A lead designer at High Voltage Software (the people who brought us Charlie and the Chocolate Factory and Leisure Suit Larry: Magna Cum Laude) has spoken out on on what makes bad games bad - and why it's not always the fault of the developer.
In an article for PopCultureShock, David A. Rodriguez wrote: "People think that all bad games are the result of the people who make them not knowing or caring about what they are doing. While this is surely the case in some instances, it isn't always how it goes down.
"Ive been involved with or have watched other games that were on a track to possibly be a good game, slowly get churned into a giant steaming piece of crap through no fault of the people directly working on it."
Developers, Rodriguez argues, generally want to make great games - and will work jolly hard to achieve that aim. "But sometimes no matter how hard you work, someone more powerful than you is going to come in and stick their d*** in your peanut butter."
So why does Rodriguez put up with it all? Why not just get a nice job in a shop or something? Well, it seems he's reached a conclusion which allows him to be at peace with the situation, and it is this: "I'm not an artist... An artist gets to do what they want, how they want, when they want. Thats not what I do. Someone comes to my company with a contract. They give us money to make something. I make it. They take it and sell it. I don't work in art.

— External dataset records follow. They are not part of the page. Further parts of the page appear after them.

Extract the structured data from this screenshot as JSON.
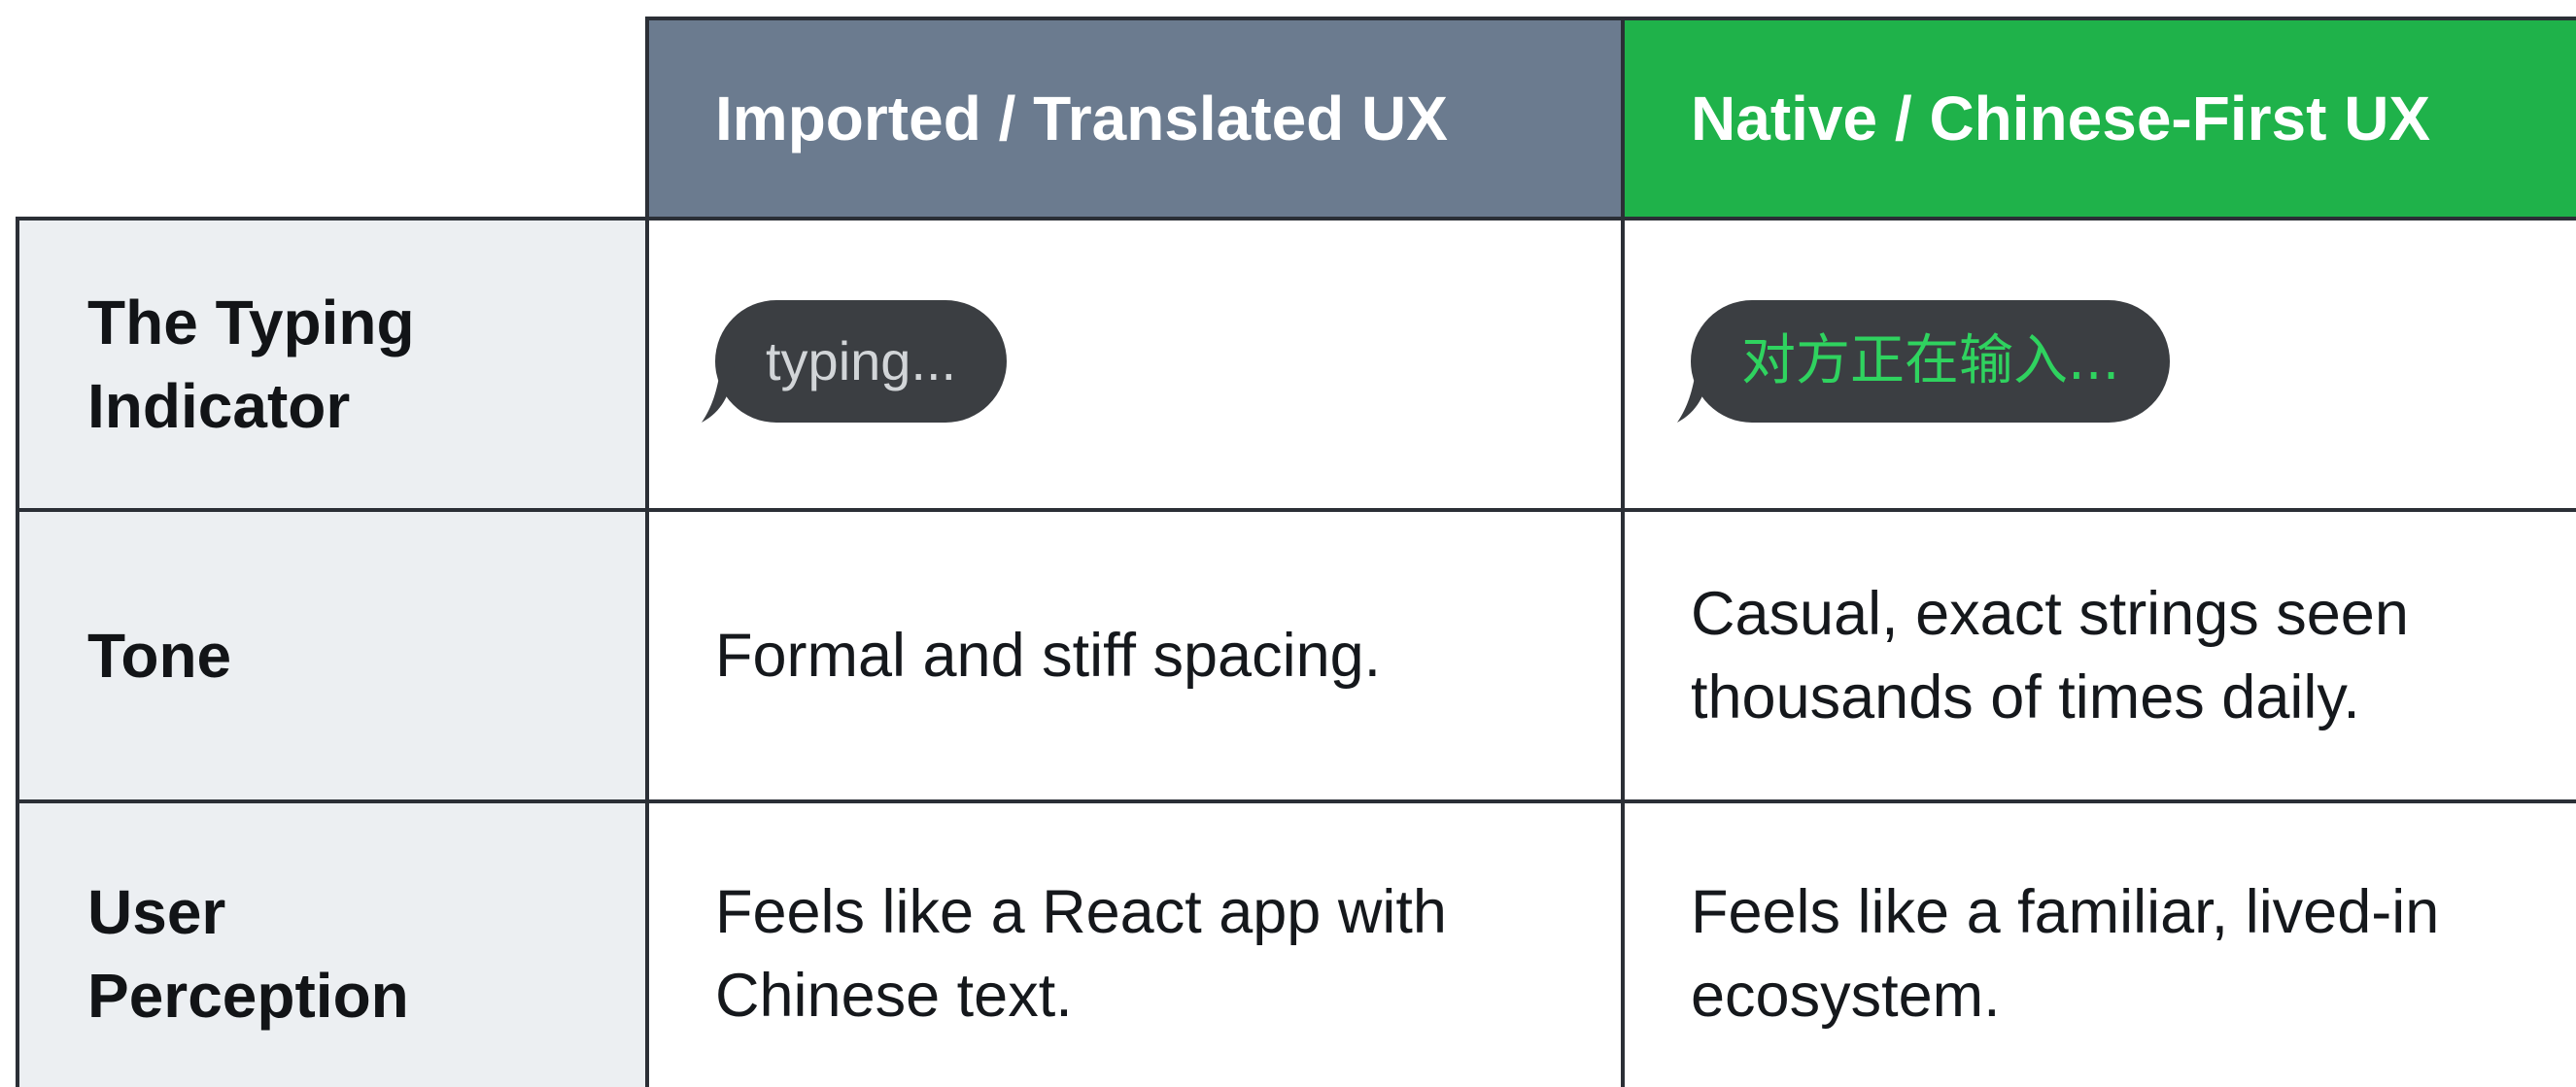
{
  "columns": {
    "imported": "Imported / Translated UX",
    "native": "Native / Chinese-First UX"
  },
  "rows": [
    {
      "label": "The Typing Indicator",
      "imported": "typing...",
      "native": "对方正在输入..."
    },
    {
      "label": "Tone",
      "imported": "Formal and stiff spacing.",
      "native": "Casual, exact strings seen thousands of times daily."
    },
    {
      "label": "User Perception",
      "imported": "Feels like a React app with Chinese text.",
      "native": "Feels like a familiar, lived-in ecosystem."
    }
  ],
  "colors": {
    "imported_header": "#6b7b8f",
    "native_header": "#1fb24a",
    "label_column": "#eceff2",
    "bubble": "#3b3e42",
    "native_bubble_text": "#2fd35f"
  },
  "icons": [
    "chat-bubble-icon"
  ]
}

"I work... In customer service. And fortunately or unfortunately, the customer is always right. That means that no matter how bad I think an idea is. That means no matter how unreasonable the request or how STUPID the last thing they said was, in the end they write the cheque, so they get to decide.

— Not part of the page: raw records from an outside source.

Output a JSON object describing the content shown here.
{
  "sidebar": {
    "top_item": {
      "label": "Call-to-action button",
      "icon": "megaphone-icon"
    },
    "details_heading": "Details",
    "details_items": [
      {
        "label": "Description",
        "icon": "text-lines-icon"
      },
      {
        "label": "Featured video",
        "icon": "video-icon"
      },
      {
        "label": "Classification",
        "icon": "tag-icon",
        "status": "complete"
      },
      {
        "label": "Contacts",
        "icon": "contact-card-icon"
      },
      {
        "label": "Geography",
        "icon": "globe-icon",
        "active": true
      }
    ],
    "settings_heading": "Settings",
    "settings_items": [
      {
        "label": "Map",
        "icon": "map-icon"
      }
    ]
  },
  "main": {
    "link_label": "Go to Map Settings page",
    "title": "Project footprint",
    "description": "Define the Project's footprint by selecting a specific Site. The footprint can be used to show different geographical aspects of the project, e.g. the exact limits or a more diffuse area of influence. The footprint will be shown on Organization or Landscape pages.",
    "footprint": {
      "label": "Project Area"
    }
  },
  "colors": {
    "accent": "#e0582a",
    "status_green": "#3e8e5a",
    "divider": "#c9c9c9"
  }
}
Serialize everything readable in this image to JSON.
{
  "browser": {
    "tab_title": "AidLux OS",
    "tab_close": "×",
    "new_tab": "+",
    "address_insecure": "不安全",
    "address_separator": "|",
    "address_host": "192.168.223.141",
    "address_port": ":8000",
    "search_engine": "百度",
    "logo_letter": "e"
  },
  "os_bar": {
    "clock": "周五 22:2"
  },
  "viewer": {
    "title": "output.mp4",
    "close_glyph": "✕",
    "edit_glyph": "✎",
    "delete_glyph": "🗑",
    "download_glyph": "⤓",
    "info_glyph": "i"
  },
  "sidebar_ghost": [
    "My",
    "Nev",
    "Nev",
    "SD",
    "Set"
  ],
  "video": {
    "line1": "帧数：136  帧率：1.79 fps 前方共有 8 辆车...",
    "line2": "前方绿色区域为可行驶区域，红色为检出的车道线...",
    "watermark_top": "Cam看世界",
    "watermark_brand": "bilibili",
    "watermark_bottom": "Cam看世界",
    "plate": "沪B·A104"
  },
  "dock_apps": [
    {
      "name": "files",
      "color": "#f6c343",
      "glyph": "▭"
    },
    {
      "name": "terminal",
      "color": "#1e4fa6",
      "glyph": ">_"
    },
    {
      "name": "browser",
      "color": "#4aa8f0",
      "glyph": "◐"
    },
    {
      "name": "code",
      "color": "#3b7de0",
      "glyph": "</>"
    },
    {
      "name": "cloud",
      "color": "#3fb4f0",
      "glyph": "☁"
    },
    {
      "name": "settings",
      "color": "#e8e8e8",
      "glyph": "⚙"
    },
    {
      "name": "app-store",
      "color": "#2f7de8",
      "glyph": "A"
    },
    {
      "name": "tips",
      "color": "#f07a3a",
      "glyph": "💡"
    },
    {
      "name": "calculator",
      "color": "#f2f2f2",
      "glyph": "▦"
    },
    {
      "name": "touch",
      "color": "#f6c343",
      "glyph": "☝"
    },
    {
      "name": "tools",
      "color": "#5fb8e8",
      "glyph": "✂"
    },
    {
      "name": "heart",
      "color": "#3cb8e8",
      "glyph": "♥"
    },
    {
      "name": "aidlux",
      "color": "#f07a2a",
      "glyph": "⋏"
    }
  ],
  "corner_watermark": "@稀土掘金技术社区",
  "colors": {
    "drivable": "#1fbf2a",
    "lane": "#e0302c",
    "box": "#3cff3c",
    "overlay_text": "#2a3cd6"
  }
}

"I can voice my opinion. I can tell them what I think because that's what they are paying me for, but ultimately, if they decide that something must be in the game... Then you can bet your sweet ass it's gonna be in the game."
Now, you might be thinking that all this relates to the game Rodriguez is currently working on, which is 50 Cent: Bulletproof - G-Unit Edition for the PSP. However, according to Rodriguez, when he started working on the game, he "didn't know that it would turn out as well as it has.

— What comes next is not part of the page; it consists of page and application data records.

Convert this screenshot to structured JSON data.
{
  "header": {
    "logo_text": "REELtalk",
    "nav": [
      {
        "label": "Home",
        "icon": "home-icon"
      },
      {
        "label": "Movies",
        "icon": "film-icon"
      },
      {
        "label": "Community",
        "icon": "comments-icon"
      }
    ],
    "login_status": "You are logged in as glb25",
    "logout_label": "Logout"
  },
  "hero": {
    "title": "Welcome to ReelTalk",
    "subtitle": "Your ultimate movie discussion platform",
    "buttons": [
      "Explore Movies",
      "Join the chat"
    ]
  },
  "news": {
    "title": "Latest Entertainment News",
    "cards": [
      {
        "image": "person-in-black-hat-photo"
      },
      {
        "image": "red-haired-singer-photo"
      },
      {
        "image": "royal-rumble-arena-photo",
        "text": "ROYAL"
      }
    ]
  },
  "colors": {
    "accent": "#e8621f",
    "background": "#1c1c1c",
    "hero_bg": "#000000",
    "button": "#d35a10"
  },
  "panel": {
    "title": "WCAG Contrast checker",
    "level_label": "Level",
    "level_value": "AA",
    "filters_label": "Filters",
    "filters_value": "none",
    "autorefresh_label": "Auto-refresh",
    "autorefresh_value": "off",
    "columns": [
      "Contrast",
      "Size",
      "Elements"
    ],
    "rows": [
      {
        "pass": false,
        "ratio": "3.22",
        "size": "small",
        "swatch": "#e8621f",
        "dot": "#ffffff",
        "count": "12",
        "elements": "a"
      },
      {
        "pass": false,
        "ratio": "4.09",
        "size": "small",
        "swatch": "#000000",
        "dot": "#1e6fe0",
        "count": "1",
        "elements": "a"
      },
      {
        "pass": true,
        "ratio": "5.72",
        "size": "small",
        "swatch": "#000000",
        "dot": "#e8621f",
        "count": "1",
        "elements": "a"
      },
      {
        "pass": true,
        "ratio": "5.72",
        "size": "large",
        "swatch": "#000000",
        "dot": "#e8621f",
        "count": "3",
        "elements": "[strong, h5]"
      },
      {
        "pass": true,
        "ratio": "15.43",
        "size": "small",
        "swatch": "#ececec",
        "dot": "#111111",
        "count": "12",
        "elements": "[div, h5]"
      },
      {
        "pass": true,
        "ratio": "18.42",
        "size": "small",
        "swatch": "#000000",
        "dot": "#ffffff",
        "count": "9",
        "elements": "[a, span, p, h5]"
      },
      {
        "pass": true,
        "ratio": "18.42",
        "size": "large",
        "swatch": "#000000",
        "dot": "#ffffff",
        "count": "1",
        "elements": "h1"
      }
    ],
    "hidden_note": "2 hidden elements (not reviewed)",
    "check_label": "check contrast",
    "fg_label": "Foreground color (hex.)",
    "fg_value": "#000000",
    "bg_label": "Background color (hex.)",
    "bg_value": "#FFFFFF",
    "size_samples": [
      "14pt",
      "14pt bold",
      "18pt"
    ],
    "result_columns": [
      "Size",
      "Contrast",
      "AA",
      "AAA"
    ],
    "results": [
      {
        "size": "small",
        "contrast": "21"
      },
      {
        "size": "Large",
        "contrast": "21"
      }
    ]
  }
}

"But I can honestly say that I am very proud of the current state of the game and how it's being received so far... Sure I had a few run-ins that ruffled my feathers but I kept in mind that I was hired by these people to make their game and that even if I disagreed with them I was committed to finishing it."
And Rodriguez has a final piece of advice for us gamers: "Next time youre playing a game that makes you wish the developer would go to hell, just remember it's not always their fault."